Caroline Rhodes spends three hours a day just trying to breathe because of her cystic fibrosis – and now a national grant of $88,000 will help make it easier.
The grant from the Cystic Fibrosis Foundation was awarded to Dr. David Lee, medical director of the Cystic Fibrosis (CF) Program at Community Regional Medical Center and board certified in pulmonary and critical care medicine. The grant helps facilitate the addition of a dedicated CF pharmacist and provides training for the specialized treatment of CF patients – like Caroline whose entire day is spent working to breathe better.
6:45 a.m. – she wakes up and takes her vitamins, two different inhalers and an inhaled medication.
|Sandra Shahinpour, Cystic Fibrosis pharmacist (left), converses with Dr. David Lee (right), medical director of the CF Program at Community Regional Medical Center. |
- 9:30 a.m. – she has a vest treatment that consumes 30 minutes of her day to help break the mucus from her lungs and a pulmozyme treatment once a day.
- At noon she takes her inhaled antibiotics again.
- 6-7 p.m. she’ll have dinner and take two inhalers and have vest therapy treatment before bed.
- 11 pm – One last form of medication which she’ll need to convert into a liquid so she can inhale it for the night.
Continuous medications can range from $1,000 to $200,000 a year and are taken by mouth or inhaler. At least an hour on the respirator vest – a total of three hours a day – is needed to fight the CF daily. One of the major benefits the grant brings is special training for the CF team pharmacist, Sandra Shahinpour.
“The amount of medication affects so many parts of the body,” said Dr. Lee. “Sandra’s role is not going to be just drug to drug interaction, which is plentiful, but also specialty compounded drugs to fit each patient’s unique needs.”
During a recent clinic visit, Dr. Lee pointed out the concerns that Carolyn currently has with the medication in liquid form.
“A lot of the medication is injected, and unfortunately to hit the lungs we need the medication to be inhaled so we can target the lungs. We take the medication and train the patient how to compound it into a liquid form to inhale it,” Shahinpour said.
|Caroline Rhodes talks to Sandra Shahinpour and Dr. David Lee. |
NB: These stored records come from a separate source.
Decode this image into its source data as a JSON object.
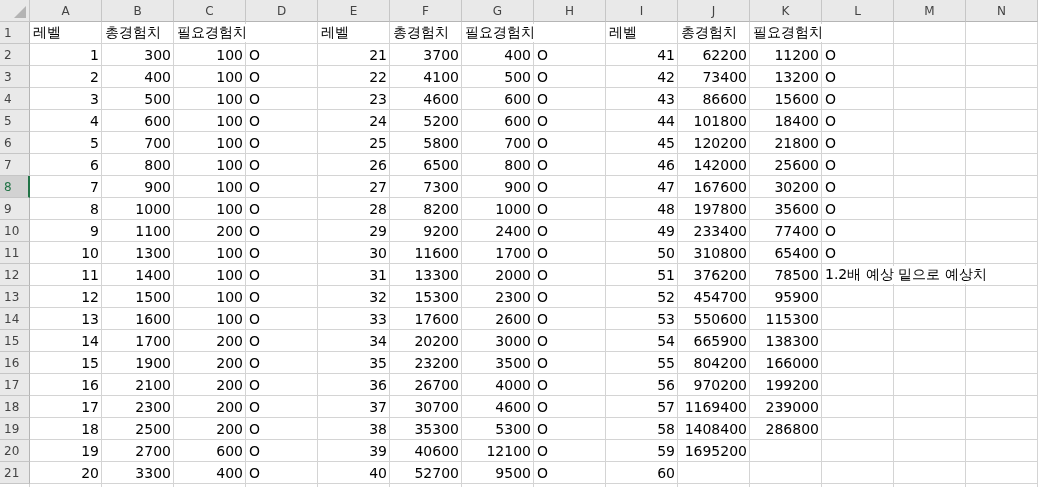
{
  "columns": [
    {
      "label": "A",
      "kind": "number"
    },
    {
      "label": "B",
      "kind": "number"
    },
    {
      "label": "C",
      "kind": "number"
    },
    {
      "label": "D",
      "kind": "text"
    },
    {
      "label": "E",
      "kind": "number"
    },
    {
      "label": "F",
      "kind": "number"
    },
    {
      "label": "G",
      "kind": "number"
    },
    {
      "label": "H",
      "kind": "text"
    },
    {
      "label": "I",
      "kind": "number"
    },
    {
      "label": "J",
      "kind": "number"
    },
    {
      "label": "K",
      "kind": "number"
    },
    {
      "label": "L",
      "kind": "text"
    },
    {
      "label": "M",
      "kind": "text"
    },
    {
      "label": "N",
      "kind": "text"
    }
  ],
  "rows": [
    {
      "number": "1",
      "kind": "header",
      "selected": false,
      "cells": [
        "레벨",
        "총경험치",
        "필요경험치",
        null,
        "레벨",
        "총경험치",
        "필요경험치",
        null,
        "레벨",
        "총경험치",
        "필요경험치"
      ]
    },
    {
      "number": "2",
      "kind": "data",
      "selected": false,
      "cells": [
        "1",
        "300",
        "100",
        "O",
        "21",
        "3700",
        "400",
        "O",
        "41",
        "62200",
        "11200",
        "O"
      ]
    },
    {
      "number": "3",
      "kind": "data",
      "selected": false,
      "cells": [
        "2",
        "400",
        "100",
        "O",
        "22",
        "4100",
        "500",
        "O",
        "42",
        "73400",
        "13200",
        "O"
      ]
    },
    {
      "number": "4",
      "kind": "data",
      "selected": false,
      "cells": [
        "3",
        "500",
        "100",
        "O",
        "23",
        "4600",
        "600",
        "O",
        "43",
        "86600",
        "15600",
        "O"
      ]
    },
    {
      "number": "5",
      "kind": "data",
      "selected": false,
      "cells": [
        "4",
        "600",
        "100",
        "O",
        "24",
        "5200",
        "600",
        "O",
        "44",
        "101800",
        "18400",
        "O"
      ]
    },
    {
      "number": "6",
      "kind": "data",
      "selected": false,
      "cells": [
        "5",
        "700",
        "100",
        "O",
        "25",
        "5800",
        "700",
        "O",
        "45",
        "120200",
        "21800",
        "O"
      ]
    },
    {
      "number": "7",
      "kind": "data",
      "selected": false,
      "cells": [
        "6",
        "800",
        "100",
        "O",
        "26",
        "6500",
        "800",
        "O",
        "46",
        "142000",
        "25600",
        "O"
      ]
    },
    {
      "number": "8",
      "kind": "data",
      "selected": true,
      "cells": [
        "7",
        "900",
        "100",
        "O",
        "27",
        "7300",
        "900",
        "O",
        "47",
        "167600",
        "30200",
        "O"
      ]
    },
    {
      "number": "9",
      "kind": "data",
      "selected": false,
      "cells": [
        "8",
        "1000",
        "100",
        "O",
        "28",
        "8200",
        "1000",
        "O",
        "48",
        "197800",
        "35600",
        "O"
      ]
    },
    {
      "number": "10",
      "kind": "data",
      "selected": false,
      "cells": [
        "9",
        "1100",
        "200",
        "O",
        "29",
        "9200",
        "2400",
        "O",
        "49",
        "233400",
        "77400",
        "O"
      ]
    },
    {
      "number": "11",
      "kind": "data",
      "selected": false,
      "cells": [
        "10",
        "1300",
        "100",
        "O",
        "30",
        "11600",
        "1700",
        "O",
        "50",
        "310800",
        "65400",
        "O"
      ]
    },
    {
      "number": "12",
      "kind": "data",
      "selected": false,
      "cells": [
        "11",
        "1400",
        "100",
        "O",
        "31",
        "13300",
        "2000",
        "O",
        "51",
        "376200",
        "78500",
        "1.2배 예상 밑으로 예상치"
      ]
    },
    {
      "number": "13",
      "kind": "data",
      "selected": false,
      "cells": [
        "12",
        "1500",
        "100",
        "O",
        "32",
        "15300",
        "2300",
        "O",
        "52",
        "454700",
        "95900"
      ]
    },
    {
      "number": "14",
      "kind": "data",
      "selected": false,
      "cells": [
        "13",
        "1600",
        "100",
        "O",
        "33",
        "17600",
        "2600",
        "O",
        "53",
        "550600",
        "115300"
      ]
    },
    {
      "number": "15",
      "kind": "data",
      "selected": false,
      "cells": [
        "14",
        "1700",
        "200",
        "O",
        "34",
        "20200",
        "3000",
        "O",
        "54",
        "665900",
        "138300"
      ]
    },
    {
      "number": "16",
      "kind": "data",
      "selected": false,
      "cells": [
        "15",
        "1900",
        "200",
        "O",
        "35",
        "23200",
        "3500",
        "O",
        "55",
        "804200",
        "166000"
      ]
    },
    {
      "number": "17",
      "kind": "data",
      "selected": false,
      "cells": [
        "16",
        "2100",
        "200",
        "O",
        "36",
        "26700",
        "4000",
        "O",
        "56",
        "970200",
        "199200"
      ]
    },
    {
      "number": "18",
      "kind": "data",
      "selected": false,
      "cells": [
        "17",
        "2300",
        "200",
        "O",
        "37",
        "30700",
        "4600",
        "O",
        "57",
        "1169400",
        "239000"
      ]
    },
    {
      "number": "19",
      "kind": "data",
      "selected": false,
      "cells": [
        "18",
        "2500",
        "200",
        "O",
        "38",
        "35300",
        "5300",
        "O",
        "58",
        "1408400",
        "286800"
      ]
    },
    {
      "number": "20",
      "kind": "data",
      "selected": false,
      "cells": [
        "19",
        "2700",
        "600",
        "O",
        "39",
        "40600",
        "12100",
        "O",
        "59",
        "1695200"
      ]
    },
    {
      "number": "21",
      "kind": "data",
      "selected": false,
      "cells": [
        "20",
        "3300",
        "400",
        "O",
        "40",
        "52700",
        "9500",
        "O",
        "60"
      ]
    }
  ]
}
Before the UCSF Fresno CF Program opened at Community Regional Medical Center, Caroline would have to gather her family each month and drive to San Francisco to meet with her specialist and refill medications. If she had an emergency she would have to explain her symptoms over the phone. Having her specially trained care givers here means faster treatment and convenience.
“I’m here to inspire and teach other people about Cystic Fibrosis. The whole goal is teach, train, and prepare my staff for specialty cases,” Dr. Lee said.
Thirty-five-year-old Caroline is expecting her third baby in July 2017 and says with her condition, it’s nice to have help so close to home.
“Having the clinic here and a pharmacist dedicated to CF will save time with my medication questions and problems, such as having premade medicine rather than me having to mix it myself and have taken other variables to get the end result, ” Rhodes said. Esther Oganyan and Mary Lisa Russell reported this story. Reach her at email@example.com.